During the final years of the nineteenth century in England, realism began to peel away from the novel form that gave rise to it. Foundational Victorian realists such as George Eliot and Thomas Hardy increasingly distanced themselves from the conventions of mid-century popular fiction and its emphasis on plot, and a new generation of women realists shifted their focus from the temporal teleology of Bildung to the diffuse and cyclical spatiality of environment. This project traces the rise of a ‘new realism’ at the century’s end, showing how English authors from 1870 to the 1920 cultivated an environmentally attuned ‘science of character’ that elucidated the physical processes, practices, through which character materializes.

Highlighting the significant role of women and feminist writers in transforming the subject of realist fiction, I show how ‘character’ at the fin de siècle came to name not a hidden or buried kernel of personality, but an observable set of qualities emergent through ecological interactions between bodies. In so doing, I challenge the historical alignment of realism with scientific ideals of objectivity, bodily abnegation, and self-restraint, demonstrating how late Victorian realists such as Eliot, Hardy, and ‘New Woman’ novelists like Olive Schreiner refigured the relationship between the observer and the world she observed as intimate and connected, rather than distanced and alienated.

The Intimate Pulse of Reality:
Sciences of Character in Fiction and Philosophy, 1870-1920
ICI Project 2014-16
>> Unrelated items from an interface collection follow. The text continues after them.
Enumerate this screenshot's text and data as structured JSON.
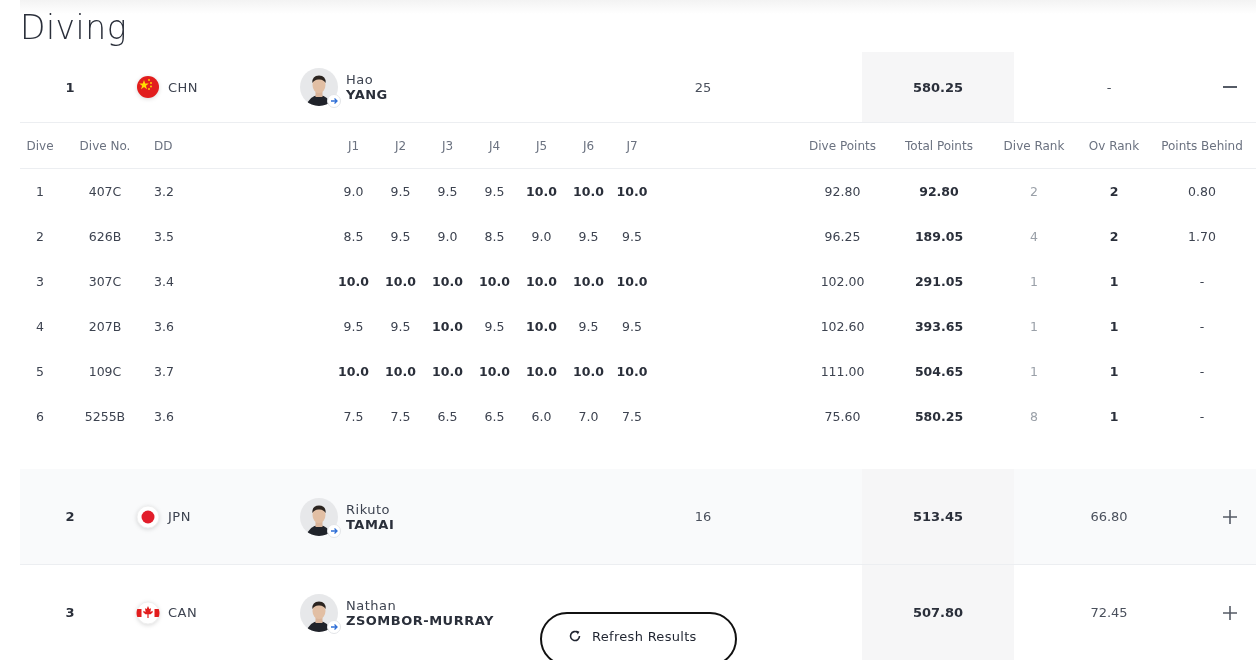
{
  "title": "Diving",
  "athletes": [
    {
      "rank": "1",
      "country": {
        "code": "CHN",
        "kind": "china"
      },
      "first_name": "Hao",
      "last_name": "YANG",
      "dives": "25",
      "total": "580.25",
      "behind": "-",
      "expanded": true,
      "details": {
        "columns": [
          "Dive",
          "Dive No.",
          "DD",
          "J1",
          "J2",
          "J3",
          "J4",
          "J5",
          "J6",
          "J7",
          "Dive Points",
          "Total Points",
          "Dive Rank",
          "Ov Rank",
          "Points Behind"
        ],
        "rows": [
          {
            "dive": "1",
            "dive_no": "407C",
            "dd": "3.2",
            "scores": [
              {
                "value": "9.0",
                "bold": false
              },
              {
                "value": "9.5",
                "bold": false
              },
              {
                "value": "9.5",
                "bold": false
              },
              {
                "value": "9.5",
                "bold": false
              },
              {
                "value": "10.0",
                "bold": true
              },
              {
                "value": "10.0",
                "bold": true
              },
              {
                "value": "10.0",
                "bold": true
              }
            ],
            "dive_points": "92.80",
            "total_points": "92.80",
            "dive_rank": "2",
            "ov_rank": "2",
            "points_behind": "0.80"
          },
          {
            "dive": "2",
            "dive_no": "626B",
            "dd": "3.5",
            "scores": [
              {
                "value": "8.5",
                "bold": false
              },
              {
                "value": "9.5",
                "bold": false
              },
              {
                "value": "9.0",
                "bold": false
              },
              {
                "value": "8.5",
                "bold": false
              },
              {
                "value": "9.0",
                "bold": false
              },
              {
                "value": "9.5",
                "bold": false
              },
              {
                "value": "9.5",
                "bold": false
              }
            ],
            "dive_points": "96.25",
            "total_points": "189.05",
            "dive_rank": "4",
            "ov_rank": "2",
            "points_behind": "1.70"
          },
          {
            "dive": "3",
            "dive_no": "307C",
            "dd": "3.4",
            "scores": [
              {
                "value": "10.0",
                "bold": true
              },
              {
                "value": "10.0",
                "bold": true
              },
              {
                "value": "10.0",
                "bold": true
              },
              {
                "value": "10.0",
                "bold": true
              },
              {
                "value": "10.0",
                "bold": true
              },
              {
                "value": "10.0",
                "bold": true
              },
              {
                "value": "10.0",
                "bold": true
              }
            ],
            "dive_points": "102.00",
            "total_points": "291.05",
            "dive_rank": "1",
            "ov_rank": "1",
            "points_behind": "-"
          },
          {
            "dive": "4",
            "dive_no": "207B",
            "dd": "3.6",
            "scores": [
              {
                "value": "9.5",
                "bold": false
              },
              {
                "value": "9.5",
                "bold": false
              },
              {
                "value": "10.0",
                "bold": true
              },
              {
                "value": "9.5",
                "bold": false
              },
              {
                "value": "10.0",
                "bold": true
              },
              {
                "value": "9.5",
                "bold": false
              },
              {
                "value": "9.5",
                "bold": false
              }
            ],
            "dive_points": "102.60",
            "total_points": "393.65",
            "dive_rank": "1",
            "ov_rank": "1",
            "points_behind": "-"
          },
          {
            "dive": "5",
            "dive_no": "109C",
            "dd": "3.7",
            "scores": [
              {
                "value": "10.0",
                "bold": true
              },
              {
                "value": "10.0",
                "bold": true
              },
              {
                "value": "10.0",
                "bold": true
              },
              {
                "value": "10.0",
                "bold": true
              },
              {
                "value": "10.0",
                "bold": true
              },
              {
                "value": "10.0",
                "bold": true
              },
              {
                "value": "10.0",
                "bold": true
              }
            ],
            "dive_points": "111.00",
            "total_points": "504.65",
            "dive_rank": "1",
            "ov_rank": "1",
            "points_behind": "-"
          },
          {
            "dive": "6",
            "dive_no": "5255B",
            "dd": "3.6",
            "scores": [
              {
                "value": "7.5",
                "bold": false
              },
              {
                "value": "7.5",
                "bold": false
              },
              {
                "value": "6.5",
                "bold": false
              },
              {
                "value": "6.5",
                "bold": false
              },
              {
                "value": "6.0",
                "bold": false
              },
              {
                "value": "7.0",
                "bold": false
              },
              {
                "value": "7.5",
                "bold": false
              }
            ],
            "dive_points": "75.60",
            "total_points": "580.25",
            "dive_rank": "8",
            "ov_rank": "1",
            "points_behind": "-"
          }
        ]
      }
    },
    {
      "rank": "2",
      "country": {
        "code": "JPN",
        "kind": "japan"
      },
      "first_name": "Rikuto",
      "last_name": "TAMAI",
      "dives": "16",
      "total": "513.45",
      "behind": "66.80",
      "expanded": false
    },
    {
      "rank": "3",
      "country": {
        "code": "CAN",
        "kind": "canada"
      },
      "first_name": "Nathan",
      "last_name": "ZSOMBOR-MURRAY",
      "total": "507.80",
      "behind": "72.45",
      "expanded": false
    }
  ],
  "refresh_button": {
    "label": "Refresh Results"
  }
}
This project tracks a series of literary interventions into scientific debates of the late nineteenth and early twentieth centuries, showing how the realist novel generated new techniques of description in response to philosophical problems of agency, materiality, and embodiment. In close conversation with developments in the sciences, writers such as George Eliot, Thomas Hardy, and Olive Schreiner portrayed human agency as contiguous with, rather than opposed to, the pulsations of the natural world. The human, for these realist authors, was not a privileged being, nor even a discrete entity, but rather a node in a web of interconnected life forms.

Focusing on works of English fiction published between 1870-1920, I argue that the historical convergence of a British materialist science and a vitalistic Continental natural philosophy led to the rise of what I call a ‘dynamic realism’, a realism attentive to the dynamic forces productive of character. Through the literary figure of character, I argue, turn-of-the-century realists explored what it meant to be an embodied subject, how qualities in organisms emerge and develop, and the relationship between nature and culture more broadly.
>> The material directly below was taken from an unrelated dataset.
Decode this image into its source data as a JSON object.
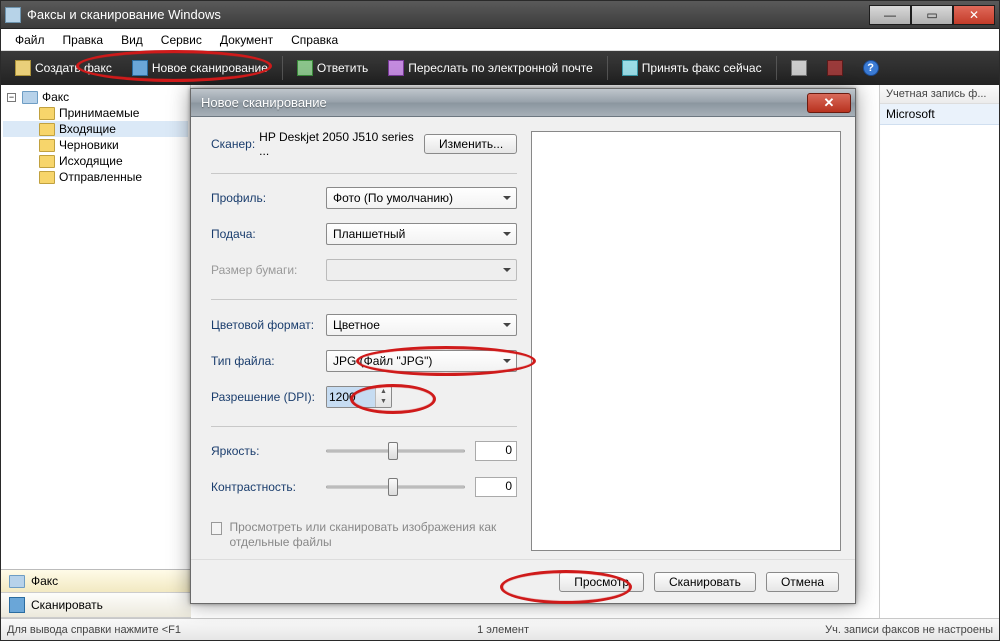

Selected Publications


‘Darwinian Feminisms’, in Gender: Matter, ed. by Stacy Alaimo (New York: Macmillan Reference USA, 2017), pp. 19-34

‘Durations of Presents Past: Ruskin and the Accretive Quality of Time’, in Victorian Studies, 59.1 (2016), pp. 94-97

‘Impassioned Objectivity: Nietzsche, Hardy, and the Science of Fiction.’ V21, special issue of b2o: boundary 2 online, 1.2 (2016) <> [accessed 30 August 2018]

‘Plasticity, Form, and the Matter of Character in Middlemarch’, in Representations, 130.1 (2015), pp. 60-83